It also is important to understand that some transmission and distribution projects are better suited to design/build than others. Jobs without the need to acquire large amounts of right-of-way can better use design/build than those that include right-of-way requirements, Shiflett said. A utility can exercise the power of eminent domain to obtain right-of-way, but the variability in this process can lead to increased costs.
Advantages and disadvantages of design/build
“The advantage of design/build for contractors is that it allows more control of schedule and leveraging of personnel and equipment resources in a more efficient manner. The downside is that the contractor takes on a significantly larger portion of the risk. Subsequently, those risks must be accounted for in the overall cost of the project through careful pricing that allows for contingencies,” Shiflett said.
From a contractor’s perspective, a sharing of the risk would benefit both parties by not allowing all the risk to be assumed by one party. Several cost factors can be influenced by the utility, therefore, working in concert with the contractor could avert costs that neither party should incur.
However, a contractor that learns to control risks and effectively manage the design/build process can turn the experience gained into opportunity.
“It enables us,” Shiflett said, “to develop the expertise from start to finish on a design/build basis. We can, in turn, leverage that expertise over multiple projects, increasing our revenue base. Doing what we do well allows us to maximize efficiencies in our overall operations, and that leads to greater growth.” EC

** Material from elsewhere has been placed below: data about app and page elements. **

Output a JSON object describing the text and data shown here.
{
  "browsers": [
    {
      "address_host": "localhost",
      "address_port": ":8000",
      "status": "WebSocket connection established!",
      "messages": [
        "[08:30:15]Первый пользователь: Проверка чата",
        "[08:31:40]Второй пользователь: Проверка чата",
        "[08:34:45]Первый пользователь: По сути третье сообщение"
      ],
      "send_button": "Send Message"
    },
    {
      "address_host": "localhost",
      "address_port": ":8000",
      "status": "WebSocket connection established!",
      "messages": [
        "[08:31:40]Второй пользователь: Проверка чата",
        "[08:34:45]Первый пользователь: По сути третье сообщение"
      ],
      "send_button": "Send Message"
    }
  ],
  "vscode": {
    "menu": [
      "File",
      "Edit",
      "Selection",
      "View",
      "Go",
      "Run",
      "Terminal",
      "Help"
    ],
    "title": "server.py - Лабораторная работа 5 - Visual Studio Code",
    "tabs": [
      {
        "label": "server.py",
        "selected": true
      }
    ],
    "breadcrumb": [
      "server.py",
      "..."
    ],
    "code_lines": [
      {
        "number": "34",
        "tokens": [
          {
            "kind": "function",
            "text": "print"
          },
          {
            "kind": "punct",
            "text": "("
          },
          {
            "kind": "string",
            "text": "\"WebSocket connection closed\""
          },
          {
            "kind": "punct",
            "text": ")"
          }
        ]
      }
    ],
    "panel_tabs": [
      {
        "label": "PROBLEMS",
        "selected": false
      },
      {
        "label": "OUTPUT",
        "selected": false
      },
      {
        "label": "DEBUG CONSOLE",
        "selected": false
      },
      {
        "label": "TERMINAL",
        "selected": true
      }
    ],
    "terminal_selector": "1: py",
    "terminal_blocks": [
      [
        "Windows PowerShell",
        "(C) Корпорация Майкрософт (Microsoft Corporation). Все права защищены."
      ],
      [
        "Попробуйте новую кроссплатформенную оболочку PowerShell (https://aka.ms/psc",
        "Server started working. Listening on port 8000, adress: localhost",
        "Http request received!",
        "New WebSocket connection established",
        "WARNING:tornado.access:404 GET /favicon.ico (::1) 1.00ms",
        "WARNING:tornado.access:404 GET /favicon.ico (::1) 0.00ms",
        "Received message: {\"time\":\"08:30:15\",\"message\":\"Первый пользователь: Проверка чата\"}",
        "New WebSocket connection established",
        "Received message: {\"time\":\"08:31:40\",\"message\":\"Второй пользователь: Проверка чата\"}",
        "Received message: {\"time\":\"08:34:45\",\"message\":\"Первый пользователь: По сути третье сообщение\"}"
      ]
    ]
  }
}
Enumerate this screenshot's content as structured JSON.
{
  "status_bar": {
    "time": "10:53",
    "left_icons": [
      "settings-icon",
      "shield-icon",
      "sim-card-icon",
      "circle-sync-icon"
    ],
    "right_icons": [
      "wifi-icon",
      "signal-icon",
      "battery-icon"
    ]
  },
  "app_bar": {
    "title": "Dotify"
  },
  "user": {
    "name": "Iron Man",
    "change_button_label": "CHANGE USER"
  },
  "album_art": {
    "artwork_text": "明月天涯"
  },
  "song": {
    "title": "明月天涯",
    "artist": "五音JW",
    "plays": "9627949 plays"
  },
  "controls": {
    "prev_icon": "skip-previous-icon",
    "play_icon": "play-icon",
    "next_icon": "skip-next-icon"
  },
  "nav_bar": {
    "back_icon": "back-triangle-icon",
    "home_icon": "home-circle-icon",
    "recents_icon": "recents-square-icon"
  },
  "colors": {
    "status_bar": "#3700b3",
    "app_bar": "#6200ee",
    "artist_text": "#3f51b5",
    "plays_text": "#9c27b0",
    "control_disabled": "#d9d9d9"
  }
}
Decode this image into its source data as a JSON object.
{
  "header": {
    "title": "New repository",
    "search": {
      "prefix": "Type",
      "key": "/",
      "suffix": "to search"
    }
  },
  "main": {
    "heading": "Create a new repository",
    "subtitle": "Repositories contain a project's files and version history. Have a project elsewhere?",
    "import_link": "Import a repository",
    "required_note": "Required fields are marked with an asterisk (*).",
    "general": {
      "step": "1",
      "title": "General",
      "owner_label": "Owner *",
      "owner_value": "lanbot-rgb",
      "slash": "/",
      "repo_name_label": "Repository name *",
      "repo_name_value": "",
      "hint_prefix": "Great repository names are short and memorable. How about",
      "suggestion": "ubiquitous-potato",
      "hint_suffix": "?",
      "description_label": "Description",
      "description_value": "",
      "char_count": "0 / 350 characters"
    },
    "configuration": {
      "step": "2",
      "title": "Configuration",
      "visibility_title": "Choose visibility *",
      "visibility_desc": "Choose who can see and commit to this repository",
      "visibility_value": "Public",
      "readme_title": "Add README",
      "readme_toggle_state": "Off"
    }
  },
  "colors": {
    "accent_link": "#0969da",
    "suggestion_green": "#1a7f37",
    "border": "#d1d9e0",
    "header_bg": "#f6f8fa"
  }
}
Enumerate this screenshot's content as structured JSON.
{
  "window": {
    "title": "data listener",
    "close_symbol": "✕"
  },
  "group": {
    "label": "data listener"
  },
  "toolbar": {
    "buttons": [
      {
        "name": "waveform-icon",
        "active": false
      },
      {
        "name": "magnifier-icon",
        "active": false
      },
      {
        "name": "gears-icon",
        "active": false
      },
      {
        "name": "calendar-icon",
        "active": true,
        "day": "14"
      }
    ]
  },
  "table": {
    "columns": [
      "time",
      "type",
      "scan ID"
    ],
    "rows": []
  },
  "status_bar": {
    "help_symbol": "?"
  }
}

GRIFFIN, a construction and tools writer from Oklahoma City, can be reached at 405.748.5256 or email@example.com.